Pushpa Ithal may not fit the stereotype of the typical Silicon Valley CEO — she’s female, foreign-born, and a mother.
Nevertheless, Ithal is an entrepreneur, living the Silicon Valley dream of running her own startup.
Like her, many foreign-born tech women are finding a place in the Valley — as tech companies have become more and more dependent on foreign-born workers to create their products and services.
Silicon Valley, the global center for high-tech innovation, could be renamed “Immigrant Valley.” When it comes to technical talent, the engine of Silicon Valley is fueled by foreign-born workers, many of whom are from humble roots. And having worked hard to get here, many have ambitions beyond their day jobs.
One of them is Ithal.
On Sundays, she and her two children, ages 5 and 10, pick out the clothes the kids will wear the coming week. Each outfit is placed on a labeled hanger. Then she does the same with the week’s snacks.
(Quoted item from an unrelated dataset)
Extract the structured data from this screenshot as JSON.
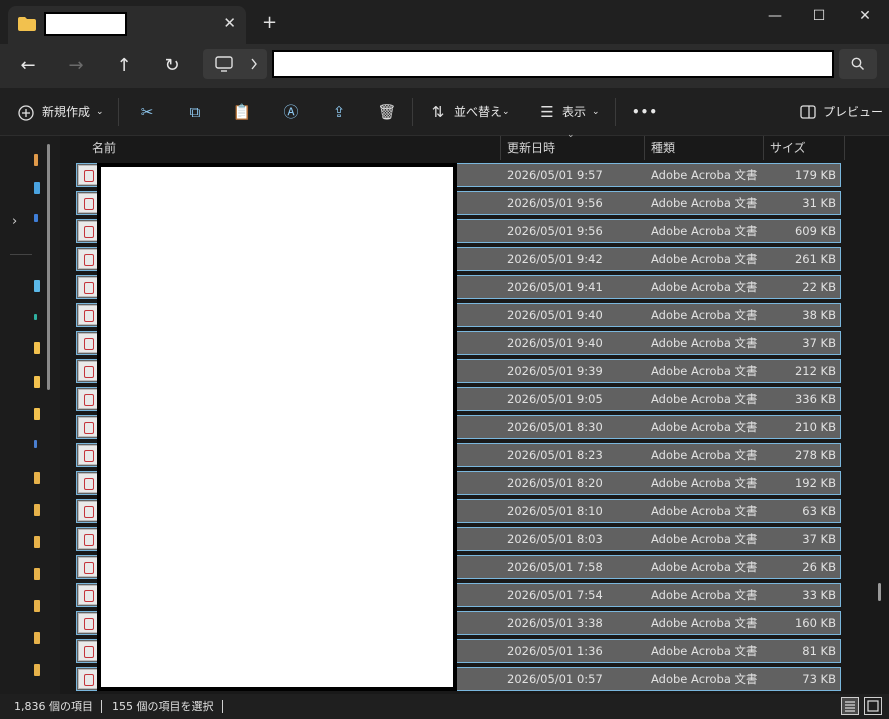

“So there are no surprises for the kids,” Ithal said.
Being organized is one of Ithal’s strategies for juggling parenting and running her own startup. And while that juggle is commonplace in Silicon Valley, Ithal is part of a distinct club — foreign-born women in tech.
Hailing from countries such as India and China, these women make up the majority of all women in certain Silicon Valley fields and are often the only females on male-dominated teams in tech companies.
Their uniqueness does not stop there. Foreign-born women in tech are more likely to be married and have children than their U.S.-born female coworkers.
Born in Bangalore, India, Ithal has worked for big tech companies and startups. Her husband, also from India, has built successful startups. Starting her own firm, however, was a leap.
“I came here all the way, let’s risk it,” recalled Ithal, founder and CEO of a company called MarketBeam, which is an AI-driven social marketing company.
More than 60 percent of tech workers in Santa Clara and San Mateo counties, home to Google, Facebook, LinkedIn and other U.S. tech firms, are immigrants, according to the Silicon Valley Institute of Regional Studies. Immigrants work at all levels of the industry. Many are executives, company founders and venture capitalists.
But foreign-born women stand out. In an industry where women make up about 20 percent of the technical workforce, many of these jobs are filled by foreign-born women.
Nearly three-quarters of all women in their prime working year and in technical occupations in Silicon Valley are foreign-born, according to the institute. In computers and mathematics, foreign-born women make up nearly 80 percent of the female workforce.
The numbers surprised Rachel Massaro, vice president of Joint Venture Silicon Valley and senior researcher at the institute. It’s her job to contribute to an annual index of Silicon Valley that looks at housing, transportation and population.
“I double-checked, triple-checked the number just to make sure it was even real,” Massaro said.
Many things contribute to foreign-born women dominating tech — the dearth of women seeking a technical education in the United States, and an emphasis on tech education for girls in other countries, with many seeing technical skills as a path to financial independence and possibly a work visa in the U.S.
There are also stereotypes of what women can and should do with their lives both in the U.S. and overseas.
Working and raising children
Looking more closely at these women, Massaro found a few other surprises — 71 percent of foreign-born female tech workers ages 25-44 are married, compared to 39 percent of native-born female tech workers.
And they are more likely to be mothers — 44 percent have children, compared to 27 percent of U.S.-born female workers.
One of those women is Lingling Shi, who was born in China. She saw studying computer science as her ticket.
“Computer science, for most of us, it’s easier to apply for a green card,” she said. “It’s not my main interest, I’ll be honest.”
But Shi has succeeded in each of her jobs — she brushes up on any new technical areas online in the evenings — and is now vice president of digital banking technology at East West Bank. With her husband, who is also from China and in tech, she is raising her son.
“I guess for Chinese, the family building is most important thing,” she said.
No amount of career success would fulfill her parents’ desire for grandchildren. The message from family is clear, Shi said — “Oh, you are VP of Engineering now, but you don’t have a kid?”
Many women from India and China are “under a set of cultural expectations and norms that they will have a family right away — and they will excel in their careers,” said AnnaLee Saxenian, dean of the UC Berkeley School of Information, who has written about immigrants in tech.
“These women are really kind of super women in the tasks that they take on,” she added.
As Silicon Valley looks to bring more women into the technical workforce, these women provide a model of how to thrive.